▸ Data extracted from a collection
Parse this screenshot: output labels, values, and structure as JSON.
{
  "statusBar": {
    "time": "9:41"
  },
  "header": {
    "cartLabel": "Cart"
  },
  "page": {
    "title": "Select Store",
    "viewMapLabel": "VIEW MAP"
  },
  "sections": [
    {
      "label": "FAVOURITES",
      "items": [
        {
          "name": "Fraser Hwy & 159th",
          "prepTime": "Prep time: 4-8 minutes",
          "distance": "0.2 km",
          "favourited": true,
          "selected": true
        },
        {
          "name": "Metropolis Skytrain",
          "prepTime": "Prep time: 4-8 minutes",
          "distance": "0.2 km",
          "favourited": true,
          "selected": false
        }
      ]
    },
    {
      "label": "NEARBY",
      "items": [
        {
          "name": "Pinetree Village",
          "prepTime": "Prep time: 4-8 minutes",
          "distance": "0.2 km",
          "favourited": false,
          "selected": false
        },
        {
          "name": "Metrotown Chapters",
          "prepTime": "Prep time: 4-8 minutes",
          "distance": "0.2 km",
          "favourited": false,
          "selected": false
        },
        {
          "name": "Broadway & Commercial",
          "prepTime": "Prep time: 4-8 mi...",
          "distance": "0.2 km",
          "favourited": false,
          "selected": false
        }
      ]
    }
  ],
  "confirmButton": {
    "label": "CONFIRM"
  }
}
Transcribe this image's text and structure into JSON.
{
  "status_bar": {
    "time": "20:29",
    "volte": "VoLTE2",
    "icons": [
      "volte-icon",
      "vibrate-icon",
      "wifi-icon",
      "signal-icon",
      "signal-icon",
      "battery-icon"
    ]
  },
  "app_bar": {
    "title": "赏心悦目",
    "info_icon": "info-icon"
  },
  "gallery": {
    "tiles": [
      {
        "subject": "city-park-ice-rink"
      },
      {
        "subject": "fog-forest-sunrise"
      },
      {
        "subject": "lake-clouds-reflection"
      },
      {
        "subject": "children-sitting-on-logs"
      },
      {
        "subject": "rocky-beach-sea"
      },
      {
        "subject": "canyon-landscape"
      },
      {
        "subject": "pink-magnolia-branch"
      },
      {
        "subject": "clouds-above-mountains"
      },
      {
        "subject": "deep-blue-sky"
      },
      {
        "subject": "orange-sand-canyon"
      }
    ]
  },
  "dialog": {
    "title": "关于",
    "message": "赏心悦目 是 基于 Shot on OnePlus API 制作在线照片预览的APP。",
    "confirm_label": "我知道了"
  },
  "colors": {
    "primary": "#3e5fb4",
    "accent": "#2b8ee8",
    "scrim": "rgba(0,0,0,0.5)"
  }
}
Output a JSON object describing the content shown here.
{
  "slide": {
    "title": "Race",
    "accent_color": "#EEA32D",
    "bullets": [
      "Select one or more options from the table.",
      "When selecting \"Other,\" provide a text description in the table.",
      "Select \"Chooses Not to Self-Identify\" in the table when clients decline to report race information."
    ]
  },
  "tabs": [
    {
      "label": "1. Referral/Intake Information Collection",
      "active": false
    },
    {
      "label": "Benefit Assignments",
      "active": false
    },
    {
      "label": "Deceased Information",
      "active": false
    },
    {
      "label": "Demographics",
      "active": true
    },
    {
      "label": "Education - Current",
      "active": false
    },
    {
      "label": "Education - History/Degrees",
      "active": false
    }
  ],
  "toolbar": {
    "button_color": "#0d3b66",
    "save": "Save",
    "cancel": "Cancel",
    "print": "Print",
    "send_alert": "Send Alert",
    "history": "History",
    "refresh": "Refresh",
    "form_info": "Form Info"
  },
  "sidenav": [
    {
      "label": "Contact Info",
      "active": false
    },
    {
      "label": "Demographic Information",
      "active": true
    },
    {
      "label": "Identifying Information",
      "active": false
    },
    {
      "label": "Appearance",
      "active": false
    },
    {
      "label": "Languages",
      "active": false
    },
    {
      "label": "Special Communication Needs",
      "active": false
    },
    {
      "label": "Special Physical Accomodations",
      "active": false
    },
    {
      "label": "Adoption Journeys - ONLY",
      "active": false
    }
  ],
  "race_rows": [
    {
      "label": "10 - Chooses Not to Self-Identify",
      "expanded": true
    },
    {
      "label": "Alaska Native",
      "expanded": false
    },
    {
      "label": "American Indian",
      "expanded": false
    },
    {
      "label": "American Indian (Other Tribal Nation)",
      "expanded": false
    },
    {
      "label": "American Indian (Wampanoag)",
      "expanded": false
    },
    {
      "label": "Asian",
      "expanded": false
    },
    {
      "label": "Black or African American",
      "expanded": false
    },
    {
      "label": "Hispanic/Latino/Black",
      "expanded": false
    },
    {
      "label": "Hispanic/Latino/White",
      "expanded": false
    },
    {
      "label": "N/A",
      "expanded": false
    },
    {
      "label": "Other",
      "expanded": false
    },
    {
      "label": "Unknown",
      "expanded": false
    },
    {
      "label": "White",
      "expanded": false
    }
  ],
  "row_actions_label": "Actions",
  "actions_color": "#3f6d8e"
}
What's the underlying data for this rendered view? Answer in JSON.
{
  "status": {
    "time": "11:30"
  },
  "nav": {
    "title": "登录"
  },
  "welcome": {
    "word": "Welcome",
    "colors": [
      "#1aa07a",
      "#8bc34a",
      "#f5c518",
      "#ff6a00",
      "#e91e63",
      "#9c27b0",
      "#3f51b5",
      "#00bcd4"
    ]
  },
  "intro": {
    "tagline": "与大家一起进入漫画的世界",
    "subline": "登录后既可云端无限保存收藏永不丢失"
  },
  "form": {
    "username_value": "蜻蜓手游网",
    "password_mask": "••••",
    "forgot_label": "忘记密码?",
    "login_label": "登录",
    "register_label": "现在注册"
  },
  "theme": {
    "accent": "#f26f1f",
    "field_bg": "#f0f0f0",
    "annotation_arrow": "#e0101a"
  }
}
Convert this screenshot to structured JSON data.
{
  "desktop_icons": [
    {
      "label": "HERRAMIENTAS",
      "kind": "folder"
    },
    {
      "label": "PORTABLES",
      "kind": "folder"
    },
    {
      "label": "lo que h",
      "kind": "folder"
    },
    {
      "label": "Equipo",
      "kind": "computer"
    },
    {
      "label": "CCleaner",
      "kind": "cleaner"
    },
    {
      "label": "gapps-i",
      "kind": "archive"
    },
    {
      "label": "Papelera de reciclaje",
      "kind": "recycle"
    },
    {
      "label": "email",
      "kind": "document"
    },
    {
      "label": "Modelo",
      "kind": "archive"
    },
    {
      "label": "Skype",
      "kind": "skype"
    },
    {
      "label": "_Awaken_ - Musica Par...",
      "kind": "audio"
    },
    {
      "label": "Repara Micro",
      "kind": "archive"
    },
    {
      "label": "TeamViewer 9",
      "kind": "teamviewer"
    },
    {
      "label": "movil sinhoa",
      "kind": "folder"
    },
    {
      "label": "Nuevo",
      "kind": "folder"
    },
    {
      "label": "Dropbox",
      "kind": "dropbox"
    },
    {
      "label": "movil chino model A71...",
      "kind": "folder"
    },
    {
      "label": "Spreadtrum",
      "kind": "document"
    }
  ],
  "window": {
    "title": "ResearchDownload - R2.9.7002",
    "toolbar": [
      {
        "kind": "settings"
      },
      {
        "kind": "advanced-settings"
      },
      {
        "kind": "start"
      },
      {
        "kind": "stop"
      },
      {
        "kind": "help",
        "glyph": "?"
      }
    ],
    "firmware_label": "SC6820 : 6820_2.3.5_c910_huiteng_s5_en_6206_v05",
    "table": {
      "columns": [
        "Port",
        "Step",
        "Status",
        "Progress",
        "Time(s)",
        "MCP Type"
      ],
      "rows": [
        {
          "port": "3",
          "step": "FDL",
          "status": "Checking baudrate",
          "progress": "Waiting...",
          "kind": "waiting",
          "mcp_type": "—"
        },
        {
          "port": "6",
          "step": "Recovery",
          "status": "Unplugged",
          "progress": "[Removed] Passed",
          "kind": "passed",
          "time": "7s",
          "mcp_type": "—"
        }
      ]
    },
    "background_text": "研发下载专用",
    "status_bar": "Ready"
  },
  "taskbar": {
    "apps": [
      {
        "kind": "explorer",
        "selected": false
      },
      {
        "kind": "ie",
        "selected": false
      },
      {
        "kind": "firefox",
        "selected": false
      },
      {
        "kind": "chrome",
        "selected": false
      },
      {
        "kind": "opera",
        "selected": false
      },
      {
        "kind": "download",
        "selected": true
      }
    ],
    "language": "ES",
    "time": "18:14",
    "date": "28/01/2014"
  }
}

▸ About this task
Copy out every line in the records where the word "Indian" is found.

▸ Answer to this problem
      "label": "American Indian",
      "label": "American Indian (Other Tribal Nation)",
      "label": "American Indian (Wampanoag)",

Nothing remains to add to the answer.